__What is needed__. The task calls for each record to be given again unchanged, minus any pictures.

__The data__.
^^^^

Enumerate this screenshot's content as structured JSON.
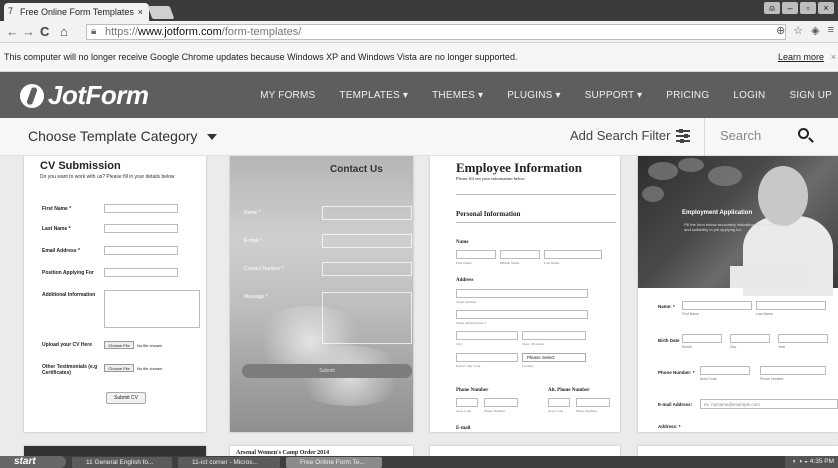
{
  "browser": {
    "tab_title": "Free Online Form Templates",
    "url_scheme": "https://",
    "url_host": "www.jotform.com",
    "url_path": "/form-templates/"
  },
  "notice": {
    "text": "This computer will no longer receive Google Chrome updates because Windows XP and Windows Vista are no longer supported.",
    "learn_more": "Learn more"
  },
  "header": {
    "logo": "JotForm",
    "nav": [
      {
        "label": "MY FORMS"
      },
      {
        "label": "TEMPLATES ▾"
      },
      {
        "label": "THEMES ▾"
      },
      {
        "label": "PLUGINS ▾"
      },
      {
        "label": "SUPPORT ▾"
      },
      {
        "label": "PRICING"
      },
      {
        "label": "LOGIN"
      },
      {
        "label": "SIGN UP"
      }
    ]
  },
  "filter": {
    "category": "Choose Template Category",
    "add_filter": "Add Search Filter",
    "search_placeholder": "Search"
  },
  "cards": {
    "cv": {
      "title": "CV Submission",
      "subtitle": "Do you want to work with us? Please fill in your details below",
      "fields": [
        "First Name *",
        "Last Name *",
        "Email Address *",
        "Position Applying For",
        "Additional Information"
      ],
      "upload_label": "Upload your CV Here",
      "testimonials_label": "Other Testimonials (e.g Certificates)",
      "choose_file": "Choose File",
      "no_file": "No file chosen",
      "submit": "Submit CV"
    },
    "contact": {
      "title": "Contact Us",
      "fields": [
        "Name *",
        "E-mail *",
        "Contact Number *",
        "Message *"
      ],
      "submit": "Submit"
    },
    "employee": {
      "title": "Employee Information",
      "subtitle": "Please fill out your information below.",
      "section": "Personal Information",
      "name_label": "Name",
      "name_sub": [
        "First Name",
        "Middle Name",
        "Last Name"
      ],
      "address_label": "Address",
      "address_sub": [
        "Street Address",
        "Street Address Line 2",
        "City",
        "State / Province",
        "Postal / Zip Code",
        "Country"
      ],
      "select": "Please Select",
      "phone_label": "Phone Number",
      "alt_phone_label": "Alt. Phone Number",
      "phone_sub": [
        "Area Code",
        "Phone Number"
      ],
      "email_label": "E-mail"
    },
    "employment": {
      "banner_title": "Employment Application",
      "banner_sub": "Fill the form below accurately indicating your potentials and suitability to job applying for.",
      "name_label": "Name: *",
      "name_sub": [
        "First Name",
        "Last Name"
      ],
      "birth_label": "Birth Date",
      "birth_sub": [
        "Month",
        "Day",
        "Year"
      ],
      "phone_label": "Phone Number: *",
      "phone_sub": [
        "Area Code",
        "Phone Number"
      ],
      "email_label": "E-mail Address:",
      "email_placeholder": "ex: myname@example.com",
      "address_label": "Address: *"
    },
    "next_title": "Arsenal Women's Camp Order 2014"
  },
  "taskbar": {
    "start": "start",
    "tasks": [
      "11 General English fo...",
      "11-ict corner - Micros...",
      "Free Online Form Te..."
    ],
    "time": "4:35 PM"
  }
}
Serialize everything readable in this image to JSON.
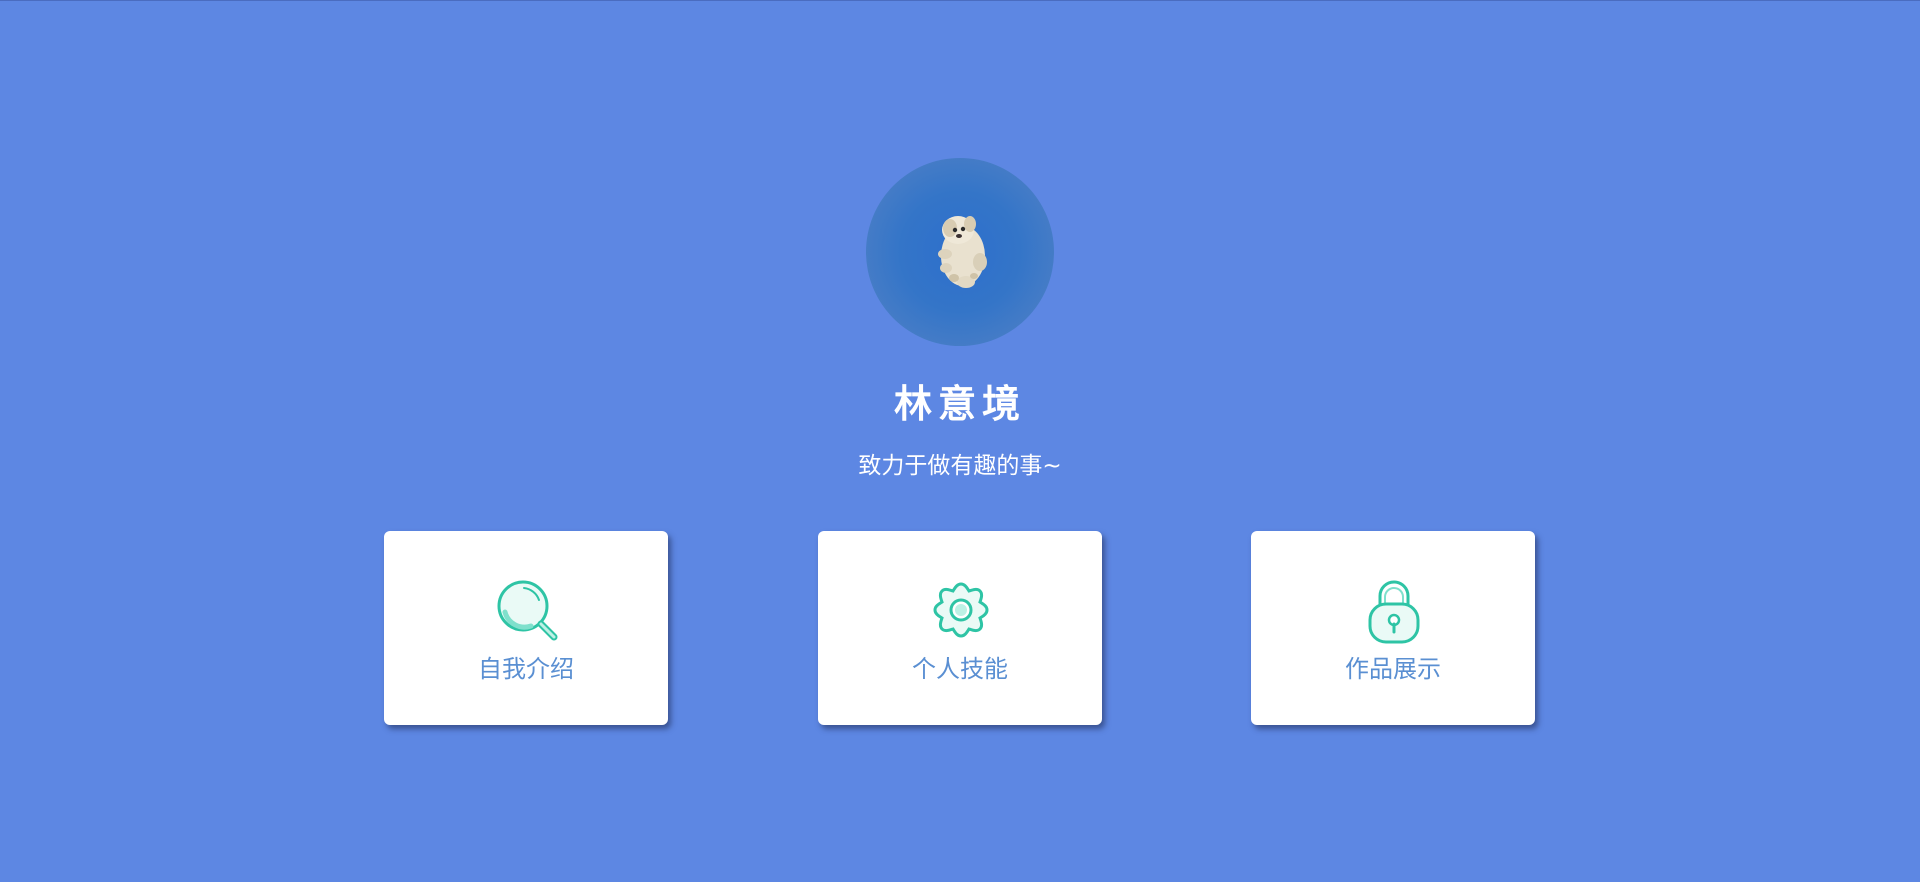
{
  "profile": {
    "name": "林意境",
    "tagline": "致力于做有趣的事~",
    "avatar_alt": ""
  },
  "cards": [
    {
      "label": "自我介绍",
      "icon": "search-icon"
    },
    {
      "label": "个人技能",
      "icon": "gear-icon"
    },
    {
      "label": "作品展示",
      "icon": "lock-icon"
    }
  ],
  "colors": {
    "background": "#5d87e3",
    "card": "#ffffff",
    "label": "#5a8fd2",
    "icon_accent": "#2ec4a5"
  }
}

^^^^

__Task result__.
Enumerate this screenshot's content as structured JSON.
{
  "browser": {
    "tab_title": "Free Online Form Templates",
    "url_scheme": "https://",
    "url_host": "www.jotform.com",
    "url_path": "/form-templates/"
  },
  "notice": {
    "text": "This computer will no longer receive Google Chrome updates because Windows XP and Windows Vista are no longer supported.",
    "learn_more": "Learn more"
  },
  "header": {
    "logo": "JotForm",
    "nav": [
      {
        "label": "MY FORMS"
      },
      {
        "label": "TEMPLATES ▾"
      },
      {
        "label": "THEMES ▾"
      },
      {
        "label": "PLUGINS ▾"
      },
      {
        "label": "SUPPORT ▾"
      },
      {
        "label": "PRICING"
      },
      {
        "label": "LOGIN"
      },
      {
        "label": "SIGN UP"
      }
    ]
  },
  "filter": {
    "category": "Choose Template Category",
    "add_filter": "Add Search Filter",
    "search_placeholder": "Search"
  },
  "cards": {
    "cv": {
      "title": "CV Submission",
      "subtitle": "Do you want to work with us? Please fill in your details below",
      "fields": [
        "First Name *",
        "Last Name *",
        "Email Address *",
        "Position Applying For",
        "Additional Information"
      ],
      "upload_label": "Upload your CV Here",
      "testimonials_label": "Other Testimonials (e.g Certificates)",
      "choose_file": "Choose File",
      "no_file": "No file chosen",
      "submit": "Submit CV"
    },
    "contact": {
      "title": "Contact Us",
      "fields": [
        "Name *",
        "E-mail *",
        "Contact Number *",
        "Message *"
      ],
      "submit": "Submit"
    },
    "employee": {
      "title": "Employee Information",
      "subtitle": "Please fill out your information below.",
      "section": "Personal Information",
      "name_label": "Name",
      "name_sub": [
        "First Name",
        "Middle Name",
        "Last Name"
      ],
      "address_label": "Address",
      "address_sub": [
        "Street Address",
        "Street Address Line 2",
        "City",
        "State / Province",
        "Postal / Zip Code",
        "Country"
      ],
      "select": "Please Select",
      "phone_label": "Phone Number",
      "alt_phone_label": "Alt. Phone Number",
      "phone_sub": [
        "Area Code",
        "Phone Number"
      ],
      "email_label": "E-mail"
    },
    "employment": {
      "banner_title": "Employment Application",
      "banner_sub": "Fill the form below accurately indicating your potentials and suitability to job applying for.",
      "name_label": "Name: *",
      "name_sub": [
        "First Name",
        "Last Name"
      ],
      "birth_label": "Birth Date",
      "birth_sub": [
        "Month",
        "Day",
        "Year"
      ],
      "phone_label": "Phone Number: *",
      "phone_sub": [
        "Area Code",
        "Phone Number"
      ],
      "email_label": "E-mail Address:",
      "email_placeholder": "ex: myname@example.com",
      "address_label": "Address: *"
    },
    "next_title": "Arsenal Women's Camp Order 2014"
  },
  "taskbar": {
    "start": "start",
    "tasks": [
      "11 General English fo...",
      "11-ict corner - Micros...",
      "Free Online Form Te..."
    ],
    "time": "4:35 PM"
  }
}
Serialize everything readable in this image to JSON.
{
  "profile": {
    "name": "林意境",
    "tagline": "致力于做有趣的事~",
    "avatar_alt": ""
  },
  "cards": [
    {
      "label": "自我介绍",
      "icon": "search-icon"
    },
    {
      "label": "个人技能",
      "icon": "gear-icon"
    },
    {
      "label": "作品展示",
      "icon": "lock-icon"
    }
  ],
  "colors": {
    "background": "#5d87e3",
    "card": "#ffffff",
    "label": "#5a8fd2",
    "icon_accent": "#2ec4a5"
  }
}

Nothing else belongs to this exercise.